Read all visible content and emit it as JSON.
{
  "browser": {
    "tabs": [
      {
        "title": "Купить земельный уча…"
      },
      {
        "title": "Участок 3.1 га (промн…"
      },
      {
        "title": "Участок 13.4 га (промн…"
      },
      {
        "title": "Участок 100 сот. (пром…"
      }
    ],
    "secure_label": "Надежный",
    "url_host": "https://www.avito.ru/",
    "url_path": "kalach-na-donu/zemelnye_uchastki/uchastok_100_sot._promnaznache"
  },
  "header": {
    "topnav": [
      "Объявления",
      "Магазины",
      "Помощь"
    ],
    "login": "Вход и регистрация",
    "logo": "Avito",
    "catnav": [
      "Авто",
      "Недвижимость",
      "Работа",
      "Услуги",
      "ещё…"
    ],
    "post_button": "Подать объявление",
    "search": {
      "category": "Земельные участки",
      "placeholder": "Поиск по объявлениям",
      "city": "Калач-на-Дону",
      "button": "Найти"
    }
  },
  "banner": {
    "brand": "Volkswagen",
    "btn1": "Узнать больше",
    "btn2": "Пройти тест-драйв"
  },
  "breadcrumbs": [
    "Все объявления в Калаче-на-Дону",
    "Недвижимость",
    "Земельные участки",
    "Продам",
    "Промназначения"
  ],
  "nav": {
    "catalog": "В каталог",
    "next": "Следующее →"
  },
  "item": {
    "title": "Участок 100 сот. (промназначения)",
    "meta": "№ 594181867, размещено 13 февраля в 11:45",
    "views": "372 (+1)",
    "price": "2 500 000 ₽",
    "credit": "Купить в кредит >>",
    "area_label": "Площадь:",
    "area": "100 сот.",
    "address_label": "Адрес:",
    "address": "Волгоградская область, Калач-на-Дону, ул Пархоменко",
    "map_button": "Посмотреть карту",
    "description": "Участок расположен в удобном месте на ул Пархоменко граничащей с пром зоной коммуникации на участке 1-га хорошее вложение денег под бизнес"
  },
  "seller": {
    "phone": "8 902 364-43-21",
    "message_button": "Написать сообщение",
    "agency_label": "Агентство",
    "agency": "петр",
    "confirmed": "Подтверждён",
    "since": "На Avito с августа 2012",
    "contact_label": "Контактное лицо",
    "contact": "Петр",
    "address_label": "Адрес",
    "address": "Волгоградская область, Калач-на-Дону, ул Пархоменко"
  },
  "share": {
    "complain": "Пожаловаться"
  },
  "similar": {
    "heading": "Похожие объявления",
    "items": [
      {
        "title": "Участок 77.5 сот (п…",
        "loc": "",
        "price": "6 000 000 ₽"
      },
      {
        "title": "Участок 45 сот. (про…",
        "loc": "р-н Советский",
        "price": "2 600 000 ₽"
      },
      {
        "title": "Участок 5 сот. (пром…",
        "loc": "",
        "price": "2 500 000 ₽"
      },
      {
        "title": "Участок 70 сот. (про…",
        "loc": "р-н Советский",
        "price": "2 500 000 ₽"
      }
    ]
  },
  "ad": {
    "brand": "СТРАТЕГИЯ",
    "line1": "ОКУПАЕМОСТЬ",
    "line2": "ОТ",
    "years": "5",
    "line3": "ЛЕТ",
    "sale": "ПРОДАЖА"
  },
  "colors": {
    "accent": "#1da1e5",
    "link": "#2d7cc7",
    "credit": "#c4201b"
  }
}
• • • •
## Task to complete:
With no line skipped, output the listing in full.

## Solution to this problem:
Read all visible content and emit it as JSON.
{
  "browser": {
    "tabs": [
      {
        "title": "Купить земельный уча…"
      },
      {
        "title": "Участок 3.1 га (промн…"
      },
      {
        "title": "Участок 13.4 га (промн…"
      },
      {
        "title": "Участок 100 сот. (пром…"
      }
    ],
    "secure_label": "Надежный",
    "url_host": "https://www.avito.ru/",
    "url_path": "kalach-na-donu/zemelnye_uchastki/uchastok_100_sot._promnaznache"
  },
  "header": {
    "topnav": [
      "Объявления",
      "Магазины",
      "Помощь"
    ],
    "login": "Вход и регистрация",
    "logo": "Avito",
    "catnav": [
      "Авто",
      "Недвижимость",
      "Работа",
      "Услуги",
      "ещё…"
    ],
    "post_button": "Подать объявление",
    "search": {
      "category": "Земельные участки",
      "placeholder": "Поиск по объявлениям",
      "city": "Калач-на-Дону",
      "button": "Найти"
    }
  },
  "banner": {
    "brand": "Volkswagen",
    "btn1": "Узнать больше",
    "btn2": "Пройти тест-драйв"
  },
  "breadcrumbs": [
    "Все объявления в Калаче-на-Дону",
    "Недвижимость",
    "Земельные участки",
    "Продам",
    "Промназначения"
  ],
  "nav": {
    "catalog": "В каталог",
    "next": "Следующее →"
  },
  "item": {
    "title": "Участок 100 сот. (промназначения)",
    "meta": "№ 594181867, размещено 13 февраля в 11:45",
    "views": "372 (+1)",
    "price": "2 500 000 ₽",
    "credit": "Купить в кредит >>",
    "area_label": "Площадь:",
    "area": "100 сот.",
    "address_label": "Адрес:",
    "address": "Волгоградская область, Калач-на-Дону, ул Пархоменко",
    "map_button": "Посмотреть карту",
    "description": "Участок расположен в удобном месте на ул Пархоменко граничащей с пром зоной коммуникации на участке 1-га хорошее вложение денег под бизнес"
  },
  "seller": {
    "phone": "8 902 364-43-21",
    "message_button": "Написать сообщение",
    "agency_label": "Агентство",
    "agency": "петр",
    "confirmed": "Подтверждён",
    "since": "На Avito с августа 2012",
    "contact_label": "Контактное лицо",
    "contact": "Петр",
    "address_label": "Адрес",
    "address": "Волгоградская область, Калач-на-Дону, ул Пархоменко"
  },
  "share": {
    "complain": "Пожаловаться"
  },
  "similar": {
    "heading": "Похожие объявления",
    "items": [
      {
        "title": "Участок 77.5 сот (п…",
        "loc": "",
        "price": "6 000 000 ₽"
      },
      {
        "title": "Участок 45 сот. (про…",
        "loc": "р-н Советский",
        "price": "2 600 000 ₽"
      },
      {
        "title": "Участок 5 сот. (пром…",
        "loc": "",
        "price": "2 500 000 ₽"
      },
      {
        "title": "Участок 70 сот. (про…",
        "loc": "р-н Советский",
        "price": "2 500 000 ₽"
      }
    ]
  },
  "ad": {
    "brand": "СТРАТЕГИЯ",
    "line1": "ОКУПАЕМОСТЬ",
    "line2": "ОТ",
    "years": "5",
    "line3": "ЛЕТ",
    "sale": "ПРОДАЖА"
  },
  "colors": {
    "accent": "#1da1e5",
    "link": "#2d7cc7",
    "credit": "#c4201b"
  }
}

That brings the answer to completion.